Dr. Potts had a plantation which he called "Harrop," and which he may have so named in honor of his ancestral home. Harrop in Cheshire, England was the place of residence of some of the Potts at that period. This plantation, patented in 1631, may be related to the Harrop Parish of the Church of England established in James City County in 1644, which years later became part of Bruton Parish.
On July 12, 1632, Dr. Potts obtained a patent for 1,200 acres (4.9 km2) at the head of Archer's Hope Creek. Part of this land was to become a fortified palisade across the peninsula. In February, 1633, it was enacted by the General Assembly that a fortieth part of the men in "the compasse of the forest" east of Archer's Hope and Queen's Creek to Chesapeake Bay (essentially all of the lower peninsula) should be present "before the first day of March next" at Dr. John Potts' plantation, "newlie built," to erect houses and secure the land in that quarter.
With this labor, palisades, six miles (10 km) in length, were run from creek to creek, and, on the ridge between, a settlement to be called Middle Plantation was made. The doctor would have certainly recognized the sanitary advantages of the country around Middle Plantation. As the ridge between the creeks was remarkably well drained, there were few mosquitoes. The deep ravines penetrating from the north and south made the place of much strategic value. Also, the only practical road down the Peninsula was over this ridge, and this road was easily defended. At Middle Plantation, some years later, this road was later to be called Duke of Gloucester Street. The town of Middle Plantation was renamed Williamsburg in 1699.
Dr. Potts is believed to have had no children, and apparently died prior to 1645.
- Kelly, Howard A.; Burrage, Walter L., eds. (1920). . . Baltimore: The Norman, Remington Company.
- Charles E. Horton, Jr. and Charles E. Horton, M.D., "John Pott: America's First Physician-Governor and Revolutionary" Vol. 59, No. 7, p. 679, September 1983
- William Waller Hening, "The Statutes at Large; Being a Collection of all the Laws of Virginia" Vol. 1, p. 145, R.&W.&G. Bartow, New-York, 1823.

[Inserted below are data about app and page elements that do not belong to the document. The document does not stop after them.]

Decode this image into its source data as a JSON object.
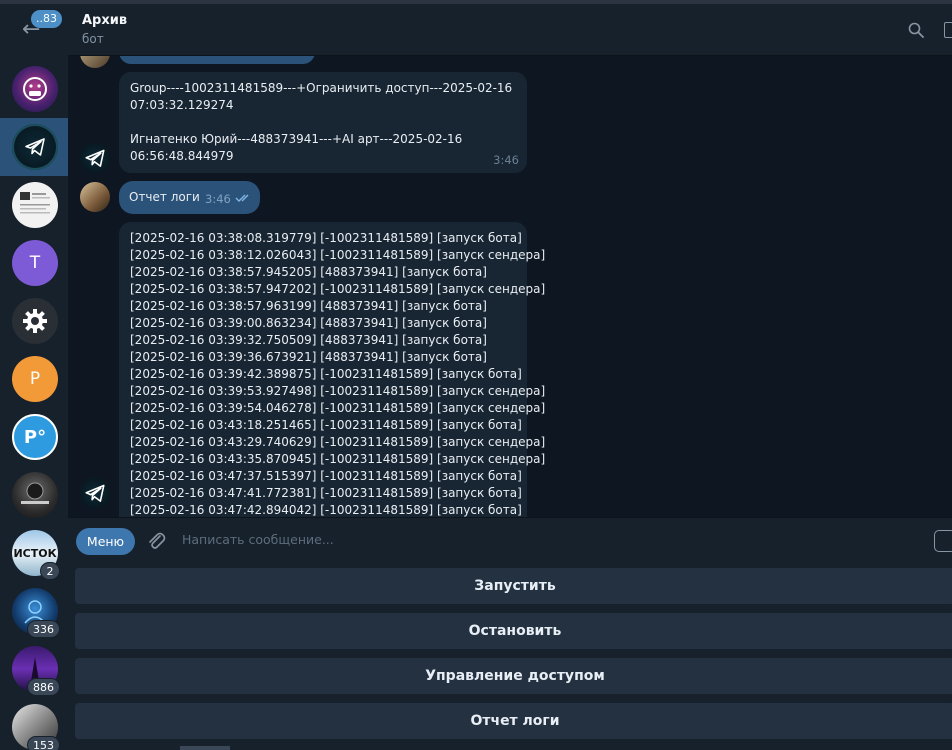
{
  "header": {
    "title": "Архив",
    "subtitle": "бот"
  },
  "sidebar": {
    "back_badge": "..83",
    "chats": [
      {
        "initial": "",
        "count": ""
      },
      {
        "initial": "",
        "count": ""
      },
      {
        "initial": "",
        "count": ""
      },
      {
        "initial": "T",
        "count": ""
      },
      {
        "initial": "",
        "count": ""
      },
      {
        "initial": "P",
        "count": ""
      },
      {
        "initial": "P°",
        "count": ""
      },
      {
        "initial": "",
        "count": ""
      },
      {
        "initial": "ИСТОК",
        "count": "2"
      },
      {
        "initial": "",
        "count": "336"
      },
      {
        "initial": "",
        "count": "886"
      },
      {
        "initial": "",
        "count": "153"
      }
    ]
  },
  "messages": [
    {
      "direction": "in",
      "lines": [
        "Group----1002311481589---+Ограничить доступ---2025-02-16",
        "07:03:32.129274",
        "",
        "Игнатенко Юрий---488373941---+AI арт---2025-02-16",
        "06:56:48.844979"
      ],
      "time": "3:46"
    },
    {
      "direction": "out",
      "text": "Отчет логи",
      "time": "3:46"
    },
    {
      "direction": "in",
      "lines": [
        "[2025-02-16 03:38:08.319779] [-1002311481589] [запуск бота]",
        "[2025-02-16 03:38:12.026043] [-1002311481589] [запуск сендера]",
        "[2025-02-16 03:38:57.945205] [488373941] [запуск бота]",
        "[2025-02-16 03:38:57.947202] [-1002311481589] [запуск сендера]",
        "[2025-02-16 03:38:57.963199] [488373941] [запуск бота]",
        "[2025-02-16 03:39:00.863234] [488373941] [запуск бота]",
        "[2025-02-16 03:39:32.750509] [488373941] [запуск бота]",
        "[2025-02-16 03:39:36.673921] [488373941] [запуск бота]",
        "[2025-02-16 03:39:42.389875] [-1002311481589] [запуск бота]",
        "[2025-02-16 03:39:53.927498] [-1002311481589] [запуск сендера]",
        "[2025-02-16 03:39:54.046278] [-1002311481589] [запуск сендера]",
        "[2025-02-16 03:43:18.251465] [-1002311481589] [запуск бота]",
        "[2025-02-16 03:43:29.740629] [-1002311481589] [запуск сендера]",
        "[2025-02-16 03:43:35.870945] [-1002311481589] [запуск сендера]",
        "[2025-02-16 03:47:37.515397] [-1002311481589] [запуск бота]",
        "[2025-02-16 03:47:41.772381] [-1002311481589] [запуск бота]",
        "[2025-02-16 03:47:42.894042] [-1002311481589] [запуск бота]"
      ]
    }
  ],
  "composer": {
    "menu_label": "Меню",
    "placeholder": "Написать сообщение..."
  },
  "keyboard": {
    "buttons": [
      "Запустить",
      "Остановить",
      "Управление доступом",
      "Отчет логи"
    ]
  },
  "colors": {
    "background": "#0e1621",
    "panel": "#17212b",
    "bubble_in": "#182533",
    "bubble_out": "#2b5278",
    "accent": "#3d77ae"
  }
}
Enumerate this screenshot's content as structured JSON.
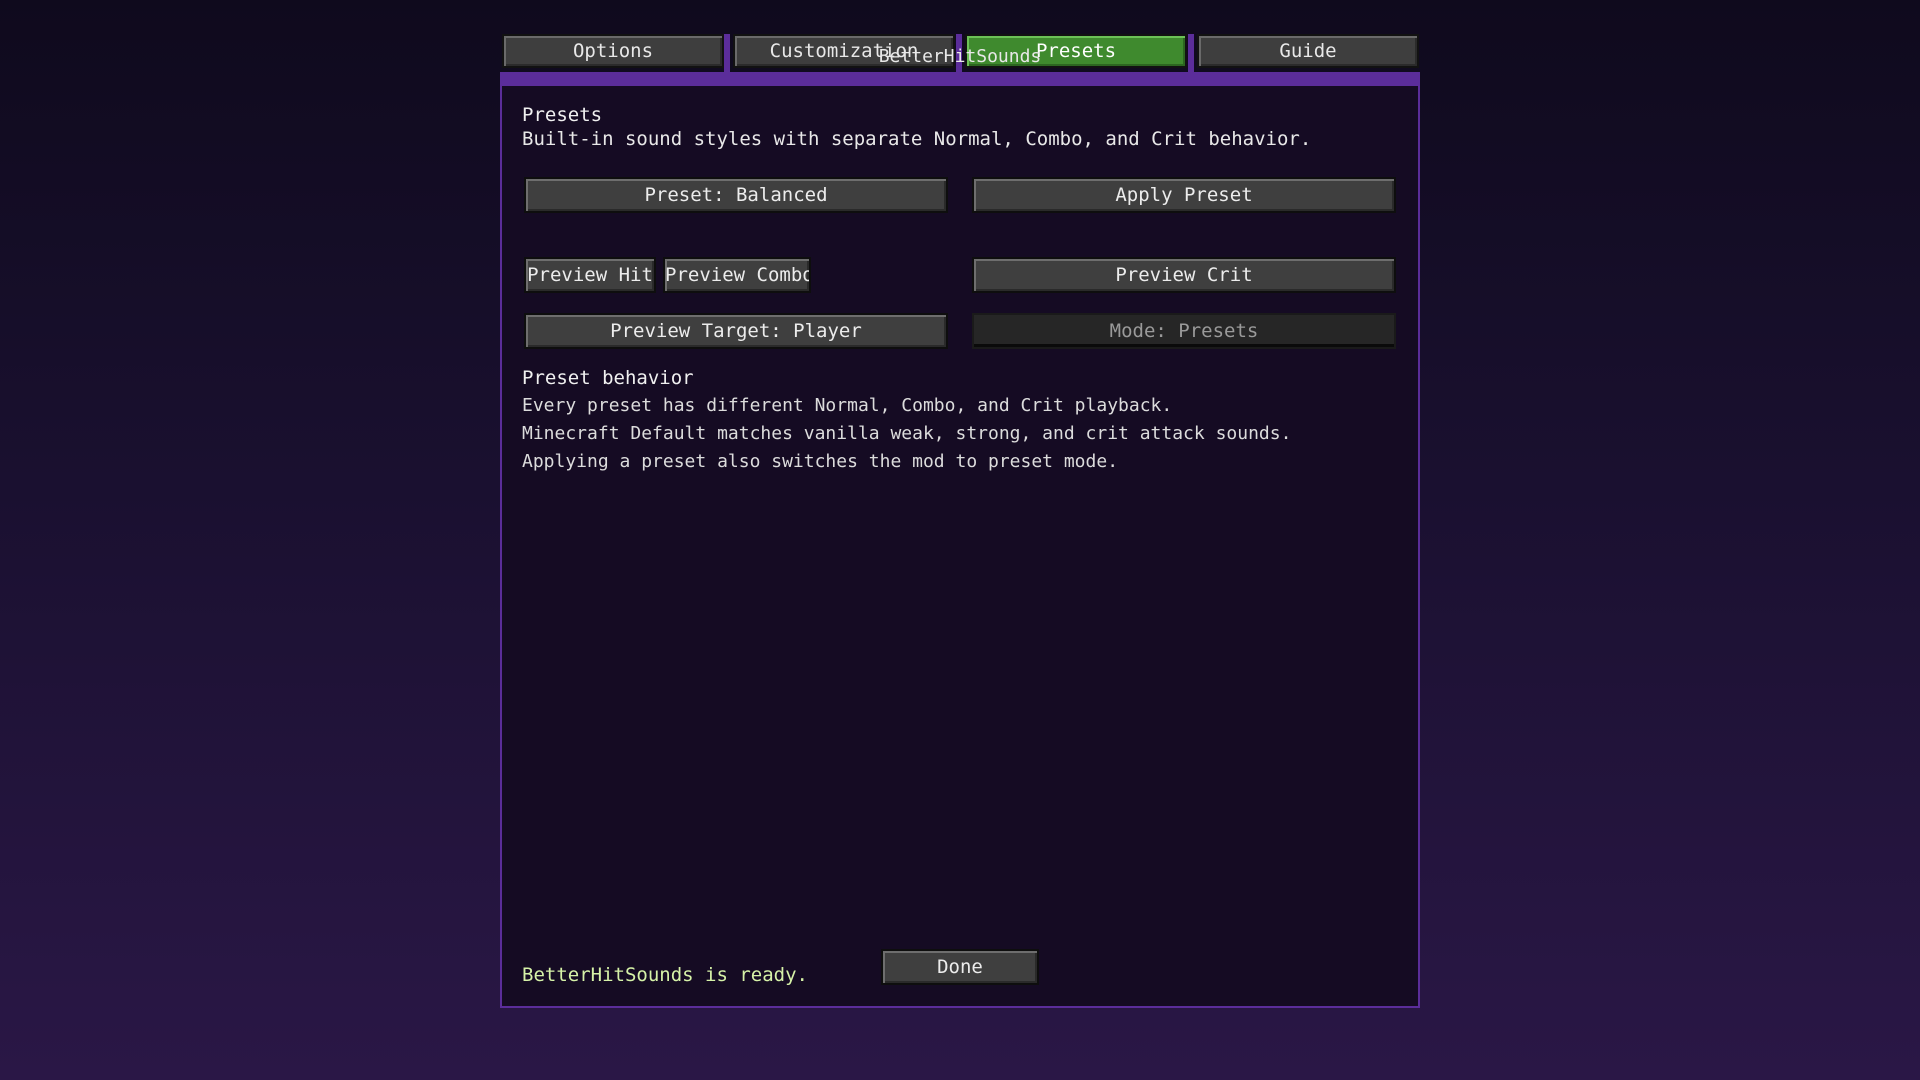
{
  "app": {
    "title": "BetterHitSounds"
  },
  "tabs": [
    {
      "label": "Options",
      "active": false
    },
    {
      "label": "Customization",
      "active": false
    },
    {
      "label": "Presets",
      "active": true
    },
    {
      "label": "Guide",
      "active": false
    }
  ],
  "section": {
    "title": "Presets",
    "description": "Built-in sound styles with separate Normal, Combo, and Crit behavior."
  },
  "buttons": {
    "preset_select": "Preset: Balanced",
    "apply_preset": "Apply Preset",
    "preview_hit": "Preview Hit",
    "preview_combo": "Preview Combo",
    "preview_crit": "Preview Crit",
    "preview_target": "Preview Target: Player",
    "mode": "Mode: Presets",
    "done": "Done"
  },
  "behavior": {
    "heading": "Preset behavior",
    "lines": [
      "Every preset has different Normal, Combo, and Crit playback.",
      "Minecraft Default matches vanilla weak, strong, and crit attack sounds.",
      "Applying a preset also switches the mod to preset mode."
    ]
  },
  "status": "BetterHitSounds is ready.",
  "colors": {
    "accent": "#5b2d9a",
    "active_tab": "#3f8a2e",
    "status_text": "#d6f2a8",
    "panel_background": "#150b23"
  }
}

- Charles E. Horton, Jr. and Charles E. Horton, M.D., "John Pott: America's First Physician-Governor and Revolutionary" Vol. 59, No. 7, p. 682, September 1983
| Colonial Governor of Virginia
John Harvey (Virginia)